Dab the AIDS Bear. Lensbaby Photography by Alina Oswald
Dab the AIDS Bear. Lensbaby Photography by Alina Oswald
 Doctor Sharon Denise Allison-Ottey supports using AskMe3 especially when it comes to chronic diseases like HIV/AIDS, dealing with multiple medications, when the best of us become a bit confused by what we need to do and when we need to call the doctor versus not. She is an MD and health educator who gives talks in (particular African American) women's health and HIV/AIDS.  She is also the Director of Health and Community Outreach Initiatives with COSHAR Foundation, a non-profit organization dedicated to health and community education.  And part of the study material is available at www.AskMe3.org, a website offering detailed information on "health literacy" defined as "the ability to read, understand and act on health needs." 
Doctor Allison-Ottey also advocates AskMe3 and health literacy in her debut novel through which she enables patients to better communicate with their healthcare professionals and take better control of their health, while zooming in on the reality of living with HIV/AIDS.  Part of the proceeds goes toward Get It Done - HIV/AIDS Initiative in Women, a national campaign trying to raise awareness and encourage people to get tested.  All I Ever Did Was Love A Man is a new fiction genre called medical romance and the first in a series of future books. 
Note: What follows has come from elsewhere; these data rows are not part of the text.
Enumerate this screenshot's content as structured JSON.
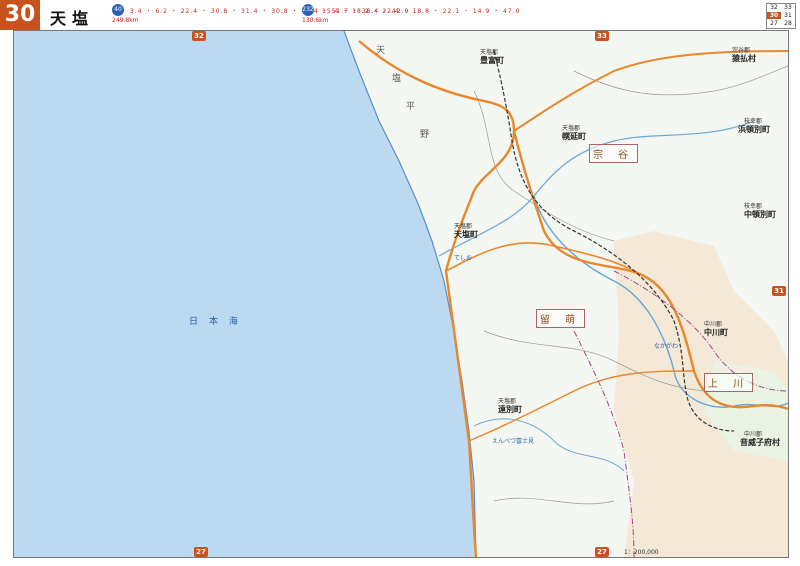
{
  "page": {
    "number": "30",
    "title": "天塩"
  },
  "routes": [
    {
      "shield": "40",
      "length": "249.8km",
      "distances": "3.4 ・ 6.2 ・ 22.4 ・ 30.8 ・ 31.4 ・ 30.8 ・ 40.4 ・ 51.7 ・ 38.4 ・ 42.9"
    },
    {
      "shield": "232",
      "length": "130.6km",
      "distances": "15.4 ・ 18.2 ・ 22.4 ・ 18.8 ・ 22.1 ・ 14.9 ・ 47.0"
    }
  ],
  "index": {
    "top_left": "32",
    "top_right": "33",
    "mid_left": "30",
    "mid_right": "31",
    "bot_left": "27",
    "bot_right": "28"
  },
  "edges": {
    "top_left": "32",
    "top_right": "33",
    "right": "31",
    "bottom_left": "27",
    "bottom_right": "27"
  },
  "sea_label": "日 本 海",
  "regions": [
    "宗 谷",
    "留 萌",
    "上 川"
  ],
  "areas": [
    "天",
    "塩",
    "平",
    "野"
  ],
  "towns": [
    {
      "district": "天塩郡",
      "name": "豊富町"
    },
    {
      "district": "天塩郡",
      "name": "幌延町"
    },
    {
      "district": "天塩郡",
      "name": "天塩町"
    },
    {
      "district": "天塩郡",
      "name": "遠別町"
    },
    {
      "district": "宗谷郡",
      "name": "猿払村"
    },
    {
      "district": "枝幸郡",
      "name": "浜頓別町"
    },
    {
      "district": "枝幸郡",
      "name": "中頓別町"
    },
    {
      "district": "中川郡",
      "name": "中川町"
    },
    {
      "district": "中川郡",
      "name": "音威子府村"
    }
  ],
  "pois": [
    "てしお",
    "えんべつ富士見",
    "なかがわ"
  ],
  "scale": "1：200,000",
  "colors": {
    "sea": "#bcd9f2",
    "land": "#f4f7f1",
    "main_road": "#e8872b",
    "route_shield": "#2b62b8",
    "accent": "#c8531e",
    "river": "#6aa5d8",
    "rail": "#333333"
  }
}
"[And] if it is about the book, I'm Sharon Allison-Ottey," the author points out as we start our phone interview, because she doesn't know many people that want to read a piece of fiction by a doctor.  For her, fiction has to have purpose and to inform, "to have teeth."    
And in that sense, All I Ever Did Was Love A Man resonates with a wide audience around the country.  The messages posted on the author's website speak for themselves.  "I'm getting emails from people reading it and having testing," the author says, but this is only part of what she intends to accomplish with her debut book.  She also hopes her novel will open the door to doctor-patient conversations in a non-medical way and teach about HIV/AIDS without readers actually feeling that they've read a health education book.  
And she accomplishes this by introducing us to real-to-life characters with which we can easily identify: Sabrena, the protagonist, is presented through her multi-level interactions with those who populate her world.  She is first and foremost a mother, a friend, also a sexual being who also happens to have HIV/AIDS.     
"There is no one Sabrena," Allison-Ottey explains, "[but rather] a collage of a lot of women and a lot of their stories."  Sabrena's special friendship with Vance is particularly important for the book.  By portraying the two characters in different HIV/AIDS phases, races, genders and sexual orientations, the relationship helps kicking the stereotypes down, while setting the stage for open-minded conversations about HIV/AIDS. 
Allison-Ottey thinks of her book as a conversation piece that will allow people to share their experiences with HIV/AIDS, because most people at this point know someone who's either HIV positive or has AIDS. 
"We have to really begin to look at this disease just as we look at hypertension, diabetes, any of those things," she concludes, "[Because AIDS] is part of the individual, but it does not define it."     

NOTE: For more information, visit www.allieverdidwasloveaman.com and www.cosharfoundation.org.